Anthony Sculimbrene, Esq.
United States v. Irazarry
509 F. Supp. 2d 198 (E.D.N.Y. 2007)
Federal judge finds folding utility razor knife not a gravity knife.
The Defendant was in New York City when he was stopped by a police officer that noticed a silver pocket clip hanging on one of his pants pockets. The Defendant was approached by the officer and the item clipped to his pocket was revealed as a Husky brand folding utility razor knife. The officer arrested the Defendant pursuant to the gravity knife law in New York City. A search of his person revealed a firearm. The man was charged with a federal firearm-related offense. Testimony at the motion to suppress hearing indicated that the man had purchased the knife with his employer’s credit card at a Home Depot. He used the knife regularly in his job to cut drywall. At the hearing, the defense called a Home Depot employee and an expert on knives, a man that owned and manufactured a variety of cutting tools. The Home Depot employee, an assistant store manager, testified that the Husky brand tool was sold in large numbers at his store. The knife expert testified that the folding utility razor knife was a common design sold under a variety of brand names. He also testified that it was designed to be opened with one hand, but that it had a bias towards closure. The police officer also testified at the hearing and he was eventually able to open the knife using centrifugal force only, but it took him three tries to do so.
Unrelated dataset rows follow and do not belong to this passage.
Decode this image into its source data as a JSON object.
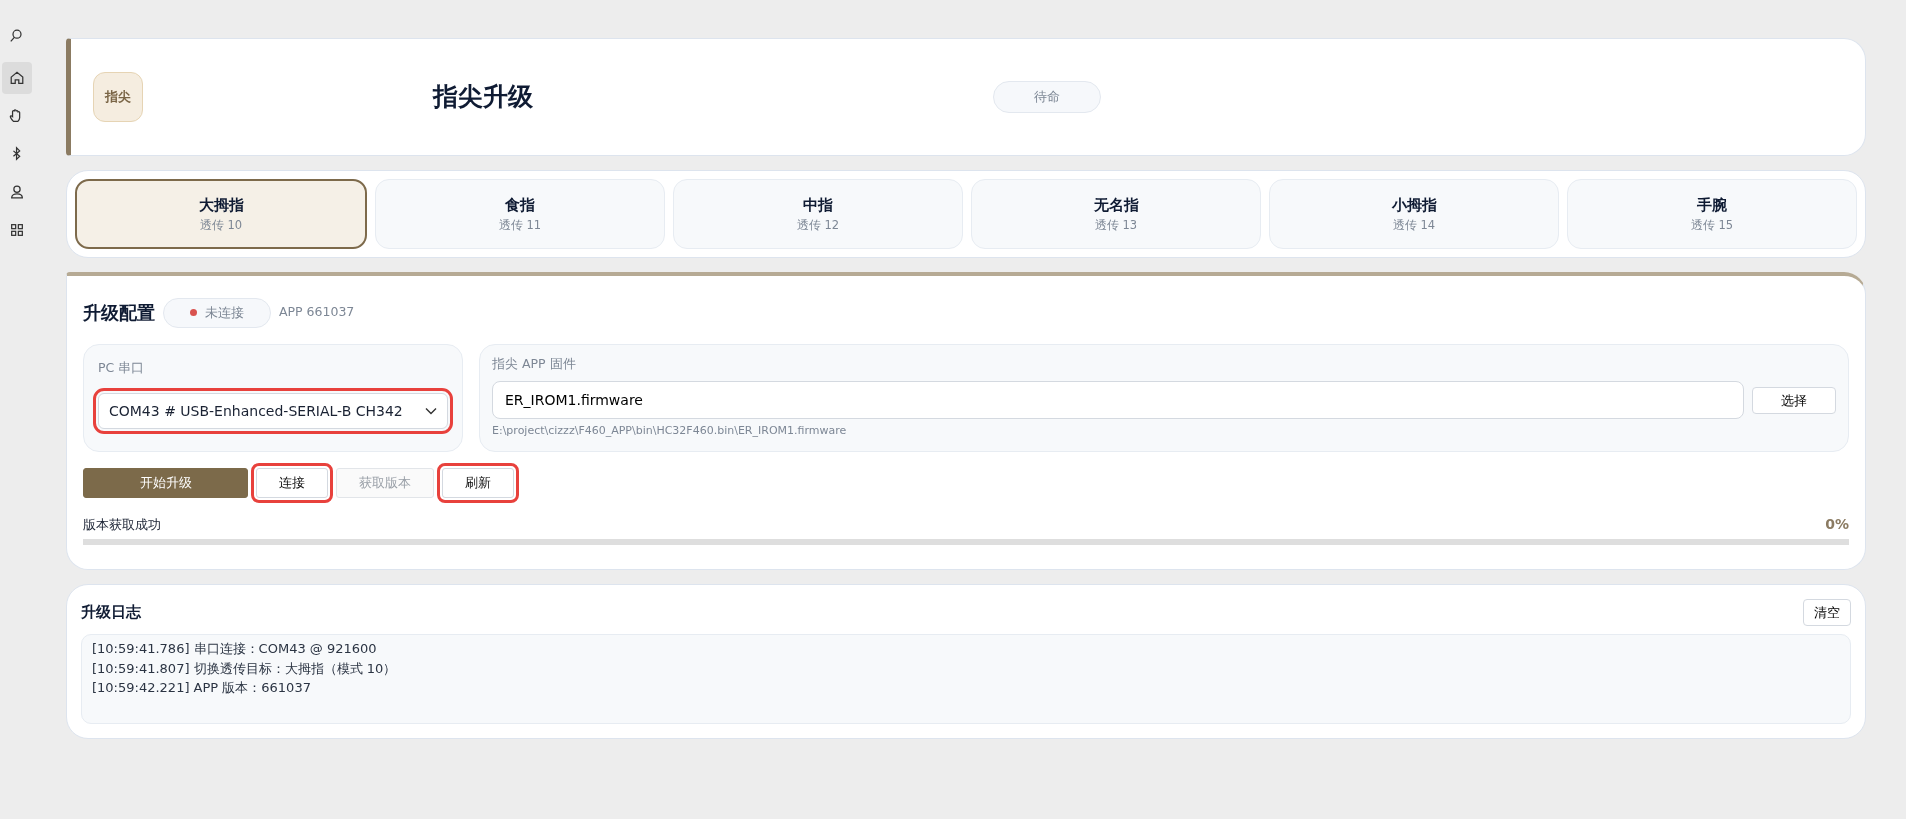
{
  "sidebar": {
    "items": [
      {
        "kind": "search",
        "selected": false
      },
      {
        "kind": "home",
        "selected": true
      },
      {
        "kind": "hand",
        "selected": false
      },
      {
        "kind": "bluetooth",
        "selected": false
      },
      {
        "kind": "user",
        "selected": false
      },
      {
        "kind": "grid",
        "selected": false
      }
    ]
  },
  "header": {
    "badge": "指尖",
    "title": "指尖升级",
    "status": "待命"
  },
  "targets": [
    {
      "name": "大拇指",
      "sub": "透传 10",
      "selected": true
    },
    {
      "name": "食指",
      "sub": "透传 11",
      "selected": false
    },
    {
      "name": "中指",
      "sub": "透传 12",
      "selected": false
    },
    {
      "name": "无名指",
      "sub": "透传 13",
      "selected": false
    },
    {
      "name": "小拇指",
      "sub": "透传 14",
      "selected": false
    },
    {
      "name": "手腕",
      "sub": "透传 15",
      "selected": false
    }
  ],
  "config": {
    "title": "升级配置",
    "connection": {
      "label": "未连接",
      "color": "#d9534f"
    },
    "app_version": "APP 661037",
    "port": {
      "label": "PC 串口",
      "value": "COM43 # USB-Enhanced-SERIAL-B CH342",
      "highlighted": true
    },
    "firmware": {
      "label": "指尖 APP 固件",
      "value": "ER_IROM1.firmware",
      "button": "选择",
      "path": "E:\\project\\cizzz\\F460_APP\\bin\\HC32F460.bin\\ER_IROM1.firmware"
    },
    "buttons": [
      {
        "label": "开始升级",
        "kind": "primary",
        "disabled": false,
        "highlighted": false
      },
      {
        "label": "连接",
        "kind": "plain",
        "disabled": false,
        "highlighted": true
      },
      {
        "label": "获取版本",
        "kind": "plain",
        "disabled": true,
        "highlighted": false
      },
      {
        "label": "刷新",
        "kind": "plain",
        "disabled": false,
        "highlighted": true
      }
    ],
    "message": "版本获取成功",
    "percent": "0%",
    "level": 0
  },
  "log": {
    "title": "升级日志",
    "clear_button": "清空",
    "lines": [
      "[10:59:41.786] 串口连接：COM43 @ 921600",
      "[10:59:41.807] 切换透传目标：大拇指（模式 10）",
      "[10:59:42.221] APP 版本：661037"
    ]
  }
}
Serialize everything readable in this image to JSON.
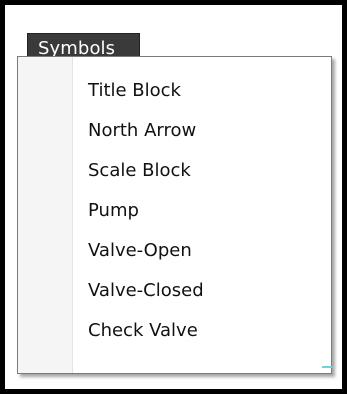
{
  "menu": {
    "title": "Symbols",
    "items": [
      {
        "label": "Title Block"
      },
      {
        "label": "North Arrow"
      },
      {
        "label": "Scale Block"
      },
      {
        "label": "Pump"
      },
      {
        "label": "Valve-Open"
      },
      {
        "label": "Valve-Closed"
      },
      {
        "label": "Check Valve"
      }
    ]
  },
  "colors": {
    "menu_title_background": "#3a3a3a",
    "menu_title_text": "#ffffff",
    "menu_background": "#ffffff",
    "icon_gutter": "#f5f5f5",
    "frame_border": "#000000"
  }
}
The judge was presented with a simple issue: does the pocket clip on the Husky give the office the right to stop and then search the defendant. The court answered no and then suppressed or excluded from the record all of the evidence found by the police officer. At the root of the decision was the fact that the Husky was not illegal to possess. If it had been, the officer could have stopped the Defendant and searched him. Since it wasn’t, stopping and searching the Defendant was illegal as was his subsequent arrest. The judge placed an emphasis on two points. First, he relied on the enormous volume of similar knives sold in New York. He reasoned that criminalizing the possession of such a widely sold item would render tens of thousands of trademen into criminals. Second, he relied on the fact that while it was possible to open the knife one handed using centrifugal force, it was clearly not designed to be open that way. Ultimately, the Husky, he reasoned was not illegal to possess, and so it could not be used as a basis to stop and search the Defendant.
Notes for Knife Owners
First and foremost, this case shows the perils of knife carry in New York City. The Defendant was going to work with a tool literally tens of thousands of people carry every day and he wound up in federal court because of the gravity knife law in New York City and it is exceedingly aggressive enforcement by New York City law enforcement. Second, this case shows the importance of public perception of knives. The judge was clearly persuaded, and rightfully so, that this was knife designed for work and not a knife designed to be used as a weapon. Given his emphasis on this, it is likely that a more weaponized design would have resulted in a different outcome.
- Point 1: Seriously consider not carrying a knife in New York City; it’s extremely risky.
- Point 2: Before going out in public, consider how non-knife people will view your knife, especially in places with severe legal restrictions on knife carry.
Notes for Attorneys
This is a case where the judge authoring the opinion matters. The judge that wrote this opinion, Judge Jack Weinstein, is a very famous and widely respected jurist across the country. He is respected for his well-reasoned and highly detailed opinions. This case is shows Judge Weinstein at the height of his legal reasoning and writing. The opinion itself placed great weight on the sheer number of folding razor utility knives sold. Be armed with this kind of information for your judge, as it paints a picture that your client’s behavior is not criminal, dangerous, or unusual. Also consider hiring an expert to explain the function of the knife in your case. Time and again, in cases across the country, courts have found this kind of information useful. Judges aren’t necessarily knife fans nor are they experts in design and engineering. Having someone that is as a witness in your case can be of great help. Finally, this case is a good example of how to litigate a suppression issue involving a knife.
- Point 1: Check who wrote the opinion, every once in a while, like here, it will matter.
- Point 2: Consider placing the knife in a broader context using both sales data and expert testimony.
- Point 3: While it can be tempting to litigate per se weapon ban statutes, never forget to check for suppression issues.